(Data in this exercise)

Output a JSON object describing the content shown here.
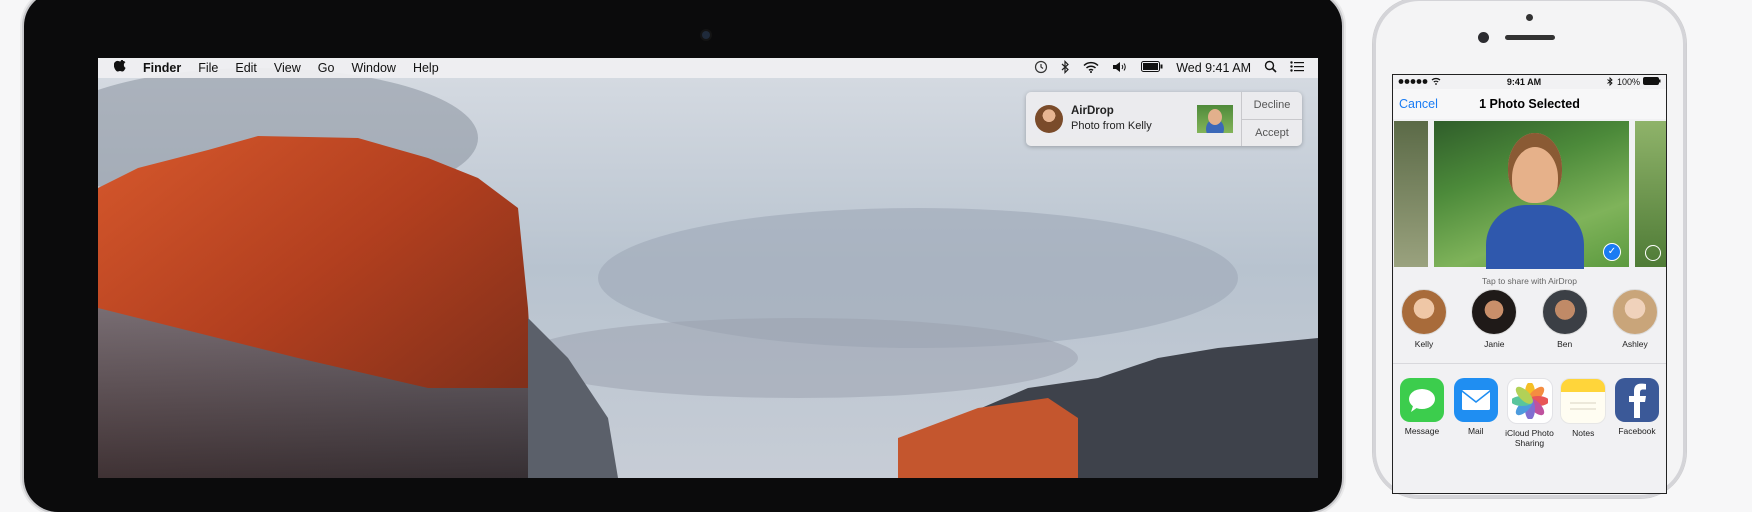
{
  "mac": {
    "menubar": {
      "app_name": "Finder",
      "menus": [
        "File",
        "Edit",
        "View",
        "Go",
        "Window",
        "Help"
      ],
      "clock": "Wed 9:41 AM",
      "status_icons": [
        "time-machine-icon",
        "bluetooth-icon",
        "wifi-icon",
        "volume-icon",
        "battery-icon",
        "spotlight-icon",
        "notification-center-icon"
      ]
    },
    "notification": {
      "title": "AirDrop",
      "subtitle": "Photo from Kelly",
      "decline": "Decline",
      "accept": "Accept"
    }
  },
  "iphone": {
    "status": {
      "time": "9:41 AM",
      "battery": "100%"
    },
    "nav": {
      "cancel": "Cancel",
      "title": "1 Photo Selected"
    },
    "hint": "Tap to share with AirDrop",
    "people": [
      "Kelly",
      "Janie",
      "Ben",
      "Ashley"
    ],
    "apps": [
      {
        "label": "Message",
        "icon": "message-icon",
        "color": "#3ccd4d"
      },
      {
        "label": "Mail",
        "icon": "mail-icon",
        "color": "#1f8ef2"
      },
      {
        "label": "iCloud Photo Sharing",
        "icon": "photos-icon",
        "color": "#ffffff"
      },
      {
        "label": "Notes",
        "icon": "notes-icon",
        "color": "#ffd53a"
      },
      {
        "label": "Facebook",
        "icon": "facebook-icon",
        "color": "#3b5998"
      }
    ]
  }
}
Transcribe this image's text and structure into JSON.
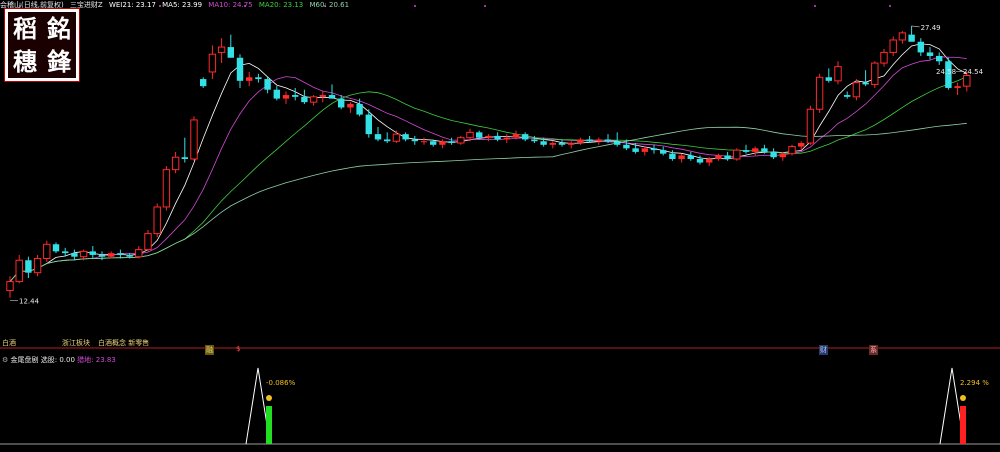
{
  "header": {
    "title": "会稽山(日线,前复权)",
    "indicator_name": "三宝进财Z",
    "wei21": "WEI21: 23.17",
    "ma5": "MA5: 23.99",
    "ma10": "MA10: 24.75",
    "ma20": "MA20: 23.13",
    "m60": "M60: 20.61"
  },
  "colors": {
    "up": "#ff2a2a",
    "down": "#33e0e6",
    "ma5": "#ffffff",
    "ma10": "#d24ad6",
    "ma20": "#3ecf3e",
    "m60": "#8fd2a8",
    "sector": "#e8d27a"
  },
  "seal": {
    "chars": [
      "稻",
      "銘",
      "穗",
      "鋒"
    ]
  },
  "sector_labels": [
    "白酒",
    "浙江板块",
    "白酒概念 新零售"
  ],
  "event_tags": [
    {
      "text": "融",
      "color": "#e8d27a",
      "bg": "#6a5a10"
    },
    {
      "text": "$",
      "color": "#ff5050",
      "bg": "none"
    },
    {
      "text": "财",
      "color": "#a8c8ff",
      "bg": "#2a3a6a"
    },
    {
      "text": "系",
      "color": "#ffb0b0",
      "bg": "#6a2a2a"
    }
  ],
  "indicator_panel": {
    "name": "金尾盘剧",
    "param_label": "选股: 0.00",
    "hunt_label": "猎地: 23.83",
    "signals": [
      {
        "label": "-0.086%",
        "value": -0.086,
        "bar_color": "#22dd22"
      },
      {
        "label": "2.294 %",
        "value": 2.294,
        "bar_color": "#ff2020"
      }
    ]
  },
  "chart_data": {
    "type": "candlestick",
    "title": "会稽山(日线,前复权)",
    "ylim": [
      11.5,
      28.5
    ],
    "annotations": {
      "high": "27.49",
      "low": "12.44",
      "level_a": "24.58",
      "level_b": "24.54"
    },
    "candles": [
      [
        12.6,
        13.4,
        12.2,
        13.1
      ],
      [
        13.1,
        14.6,
        13.0,
        14.3
      ],
      [
        14.3,
        14.5,
        13.3,
        13.6
      ],
      [
        13.6,
        14.6,
        13.4,
        14.4
      ],
      [
        14.4,
        15.4,
        14.2,
        15.2
      ],
      [
        15.2,
        15.3,
        14.7,
        14.8
      ],
      [
        14.8,
        15.0,
        14.5,
        14.7
      ],
      [
        14.7,
        14.9,
        14.3,
        14.5
      ],
      [
        14.5,
        14.9,
        14.3,
        14.8
      ],
      [
        14.8,
        15.1,
        14.4,
        14.6
      ],
      [
        14.6,
        14.8,
        14.3,
        14.5
      ],
      [
        14.5,
        14.8,
        14.4,
        14.7
      ],
      [
        14.7,
        14.9,
        14.4,
        14.6
      ],
      [
        14.6,
        14.7,
        14.4,
        14.5
      ],
      [
        14.5,
        15.1,
        14.4,
        14.9
      ],
      [
        14.9,
        16.0,
        14.8,
        15.8
      ],
      [
        15.8,
        17.5,
        15.6,
        17.3
      ],
      [
        17.3,
        19.6,
        17.1,
        19.4
      ],
      [
        19.4,
        20.4,
        19.2,
        20.1
      ],
      [
        20.1,
        21.2,
        19.8,
        20.0
      ],
      [
        20.0,
        22.4,
        19.9,
        22.2
      ],
      [
        24.5,
        24.6,
        24.0,
        24.1
      ],
      [
        24.9,
        26.4,
        24.5,
        25.9
      ],
      [
        26.0,
        26.8,
        25.4,
        26.3
      ],
      [
        26.3,
        27.0,
        25.7,
        25.7
      ],
      [
        25.7,
        25.9,
        24.0,
        24.4
      ],
      [
        24.4,
        24.9,
        24.1,
        24.6
      ],
      [
        24.6,
        24.8,
        24.3,
        24.5
      ],
      [
        24.5,
        24.6,
        23.7,
        23.9
      ],
      [
        23.9,
        24.1,
        23.3,
        23.4
      ],
      [
        23.4,
        23.8,
        23.1,
        23.6
      ],
      [
        23.6,
        24.0,
        23.3,
        23.5
      ],
      [
        23.5,
        23.9,
        23.1,
        23.2
      ],
      [
        23.2,
        23.6,
        23.0,
        23.5
      ],
      [
        23.5,
        23.8,
        23.2,
        23.6
      ],
      [
        23.6,
        24.2,
        23.4,
        23.4
      ],
      [
        23.4,
        23.6,
        22.8,
        22.9
      ],
      [
        22.9,
        23.2,
        22.6,
        23.1
      ],
      [
        23.1,
        23.4,
        22.4,
        22.5
      ],
      [
        22.5,
        22.8,
        21.2,
        21.4
      ],
      [
        21.4,
        21.8,
        21.0,
        21.1
      ],
      [
        21.1,
        21.5,
        20.9,
        21.0
      ],
      [
        21.0,
        21.6,
        20.9,
        21.4
      ],
      [
        21.4,
        21.5,
        21.0,
        21.1
      ],
      [
        21.1,
        21.3,
        20.8,
        21.0
      ],
      [
        21.0,
        21.2,
        20.8,
        21.0
      ],
      [
        21.0,
        21.1,
        20.7,
        20.8
      ],
      [
        20.8,
        21.1,
        20.6,
        21.0
      ],
      [
        21.0,
        21.2,
        20.8,
        20.9
      ],
      [
        20.9,
        21.3,
        20.8,
        21.2
      ],
      [
        21.2,
        21.7,
        21.0,
        21.5
      ],
      [
        21.5,
        21.6,
        21.1,
        21.2
      ],
      [
        21.2,
        21.4,
        21.0,
        21.3
      ],
      [
        21.3,
        21.5,
        21.0,
        21.1
      ],
      [
        21.1,
        21.4,
        20.9,
        21.2
      ],
      [
        21.2,
        21.6,
        21.1,
        21.4
      ],
      [
        21.4,
        21.5,
        21.0,
        21.1
      ],
      [
        21.1,
        21.3,
        20.9,
        21.0
      ],
      [
        21.0,
        21.2,
        20.7,
        20.8
      ],
      [
        20.8,
        21.0,
        20.6,
        20.9
      ],
      [
        20.9,
        21.1,
        20.7,
        20.8
      ],
      [
        20.8,
        21.0,
        20.6,
        20.9
      ],
      [
        20.9,
        21.2,
        20.8,
        21.1
      ],
      [
        21.1,
        21.3,
        20.9,
        21.0
      ],
      [
        21.0,
        21.2,
        20.8,
        21.1
      ],
      [
        21.1,
        21.4,
        20.9,
        21.0
      ],
      [
        21.0,
        21.5,
        20.7,
        20.8
      ],
      [
        20.8,
        21.1,
        20.5,
        20.6
      ],
      [
        20.6,
        20.9,
        20.3,
        20.4
      ],
      [
        20.4,
        20.7,
        20.2,
        20.6
      ],
      [
        20.6,
        20.8,
        20.3,
        20.5
      ],
      [
        20.5,
        20.7,
        20.2,
        20.3
      ],
      [
        20.3,
        20.5,
        19.9,
        20.0
      ],
      [
        20.0,
        20.3,
        19.8,
        20.2
      ],
      [
        20.2,
        20.4,
        19.9,
        20.0
      ],
      [
        20.0,
        20.2,
        19.7,
        19.8
      ],
      [
        19.8,
        20.1,
        19.6,
        20.0
      ],
      [
        20.0,
        20.3,
        19.9,
        20.2
      ],
      [
        20.2,
        20.4,
        19.9,
        20.0
      ],
      [
        20.0,
        20.6,
        19.9,
        20.5
      ],
      [
        20.5,
        20.8,
        20.3,
        20.4
      ],
      [
        20.4,
        20.7,
        20.2,
        20.6
      ],
      [
        20.6,
        20.8,
        20.3,
        20.4
      ],
      [
        20.4,
        20.6,
        20.0,
        20.1
      ],
      [
        20.1,
        20.4,
        19.9,
        20.3
      ],
      [
        20.3,
        20.8,
        20.2,
        20.7
      ],
      [
        20.7,
        21.0,
        20.5,
        20.9
      ],
      [
        20.9,
        23.0,
        20.8,
        22.8
      ],
      [
        22.8,
        24.8,
        22.6,
        24.6
      ],
      [
        24.6,
        25.1,
        24.3,
        24.4
      ],
      [
        24.4,
        25.5,
        24.2,
        25.2
      ],
      [
        23.6,
        23.8,
        23.4,
        23.5
      ],
      [
        23.5,
        24.5,
        23.3,
        24.3
      ],
      [
        24.3,
        25.0,
        24.1,
        24.2
      ],
      [
        24.2,
        25.5,
        24.0,
        25.4
      ],
      [
        25.4,
        26.2,
        25.2,
        26.0
      ],
      [
        26.0,
        26.9,
        25.8,
        26.7
      ],
      [
        26.7,
        27.2,
        26.5,
        27.1
      ],
      [
        27.0,
        27.49,
        26.9,
        26.6
      ],
      [
        26.6,
        26.8,
        25.8,
        26.0
      ],
      [
        26.0,
        26.3,
        25.6,
        25.8
      ],
      [
        25.8,
        26.0,
        25.3,
        25.5
      ],
      [
        25.5,
        25.7,
        23.9,
        24.0
      ],
      [
        24.0,
        24.3,
        23.6,
        24.1
      ],
      [
        24.1,
        24.9,
        23.8,
        24.7
      ]
    ]
  }
}
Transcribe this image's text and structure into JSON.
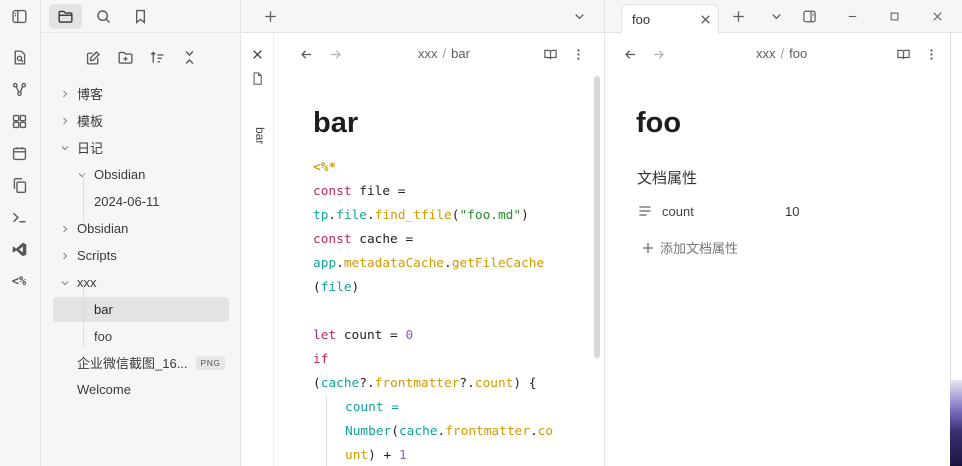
{
  "ribbon": {
    "icons": [
      "open-quick-switcher-icon",
      "graph-view-icon",
      "canvas-icon",
      "daily-note-icon",
      "copy-icon",
      "terminal-icon",
      "vscode-icon",
      "templater-icon"
    ],
    "templater_label": "<%"
  },
  "sidebar": {
    "tabs": [
      "files-icon",
      "search-icon",
      "bookmark-icon"
    ],
    "actions": [
      "new-note-icon",
      "new-folder-icon",
      "sort-icon",
      "collapse-all-icon"
    ],
    "tree": [
      {
        "label": "博客",
        "type": "folder",
        "expanded": false
      },
      {
        "label": "模板",
        "type": "folder",
        "expanded": false
      },
      {
        "label": "日记",
        "type": "folder",
        "expanded": true
      },
      {
        "label": "Obsidian",
        "type": "folder",
        "expanded": true
      },
      {
        "label": "2024-06-11",
        "type": "file"
      },
      {
        "label": "Obsidian",
        "type": "folder",
        "expanded": false
      },
      {
        "label": "Scripts",
        "type": "folder",
        "expanded": false
      },
      {
        "label": "xxx",
        "type": "folder",
        "expanded": true
      },
      {
        "label": "bar",
        "type": "file",
        "selected": true
      },
      {
        "label": "foo",
        "type": "file"
      },
      {
        "label": "企业微信截图_16...",
        "type": "file",
        "badge": "PNG"
      },
      {
        "label": "Welcome",
        "type": "file"
      }
    ]
  },
  "tabs": {
    "right_tab_label": "foo"
  },
  "left_pane": {
    "collapsed_label": "bar",
    "breadcrumb": [
      "xxx",
      "bar"
    ],
    "title": "bar",
    "code": [
      [
        {
          "t": "<%*",
          "c": "tpl"
        }
      ],
      [
        {
          "t": "const ",
          "c": "kw"
        },
        {
          "t": "file =",
          "c": ""
        }
      ],
      [
        {
          "t": "tp",
          "c": "prop"
        },
        {
          "t": ".",
          "c": ""
        },
        {
          "t": "file",
          "c": "prop"
        },
        {
          "t": ".",
          "c": ""
        },
        {
          "t": "find_tfile",
          "c": "fn"
        },
        {
          "t": "(",
          "c": ""
        },
        {
          "t": "\"foo.md\"",
          "c": "str"
        },
        {
          "t": ")",
          "c": ""
        }
      ],
      [
        {
          "t": "const ",
          "c": "kw"
        },
        {
          "t": "cache =",
          "c": ""
        }
      ],
      [
        {
          "t": "app",
          "c": "prop"
        },
        {
          "t": ".",
          "c": ""
        },
        {
          "t": "metadataCache",
          "c": "fn"
        },
        {
          "t": ".",
          "c": ""
        },
        {
          "t": "getFileCache",
          "c": "fn"
        }
      ],
      [
        {
          "t": "(",
          "c": ""
        },
        {
          "t": "file",
          "c": "prop"
        },
        {
          "t": ")",
          "c": ""
        }
      ],
      [],
      [
        {
          "t": "let ",
          "c": "kw"
        },
        {
          "t": "count = ",
          "c": ""
        },
        {
          "t": "0",
          "c": "num"
        }
      ],
      [
        {
          "t": "if",
          "c": "kw"
        }
      ],
      [
        {
          "t": "(",
          "c": ""
        },
        {
          "t": "cache",
          "c": "prop"
        },
        {
          "t": "?.",
          "c": ""
        },
        {
          "t": "frontmatter",
          "c": "fn"
        },
        {
          "t": "?.",
          "c": ""
        },
        {
          "t": "count",
          "c": "fn"
        },
        {
          "t": ") {",
          "c": ""
        }
      ],
      [
        {
          "t": "count =",
          "c": "prop",
          "indent": true
        }
      ],
      [
        {
          "t": "Number",
          "c": "prop",
          "indent": true
        },
        {
          "t": "(",
          "c": ""
        },
        {
          "t": "cache",
          "c": "prop"
        },
        {
          "t": ".",
          "c": ""
        },
        {
          "t": "frontmatter",
          "c": "fn"
        },
        {
          "t": ".",
          "c": ""
        },
        {
          "t": "co",
          "c": "fn"
        }
      ],
      [
        {
          "t": "unt",
          "c": "fn",
          "indent": true
        },
        {
          "t": ") + ",
          "c": ""
        },
        {
          "t": "1",
          "c": "num"
        }
      ]
    ]
  },
  "right_pane": {
    "breadcrumb": [
      "xxx",
      "foo"
    ],
    "title": "foo",
    "properties_title": "文档属性",
    "property": {
      "key": "count",
      "value": "10"
    },
    "add_property_label": "添加文档属性"
  }
}
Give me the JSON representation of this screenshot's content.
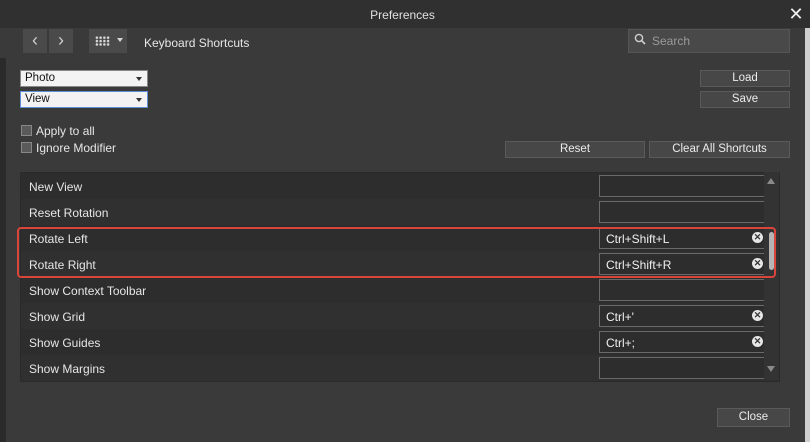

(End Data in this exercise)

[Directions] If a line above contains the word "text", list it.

[Response to this task]
Transcribe this image's text and structure into JSON.
      "text": "融",
      "text": "$",
      "text": "财",
      "text": "系",
Transcribe this image's text and structure into JSON.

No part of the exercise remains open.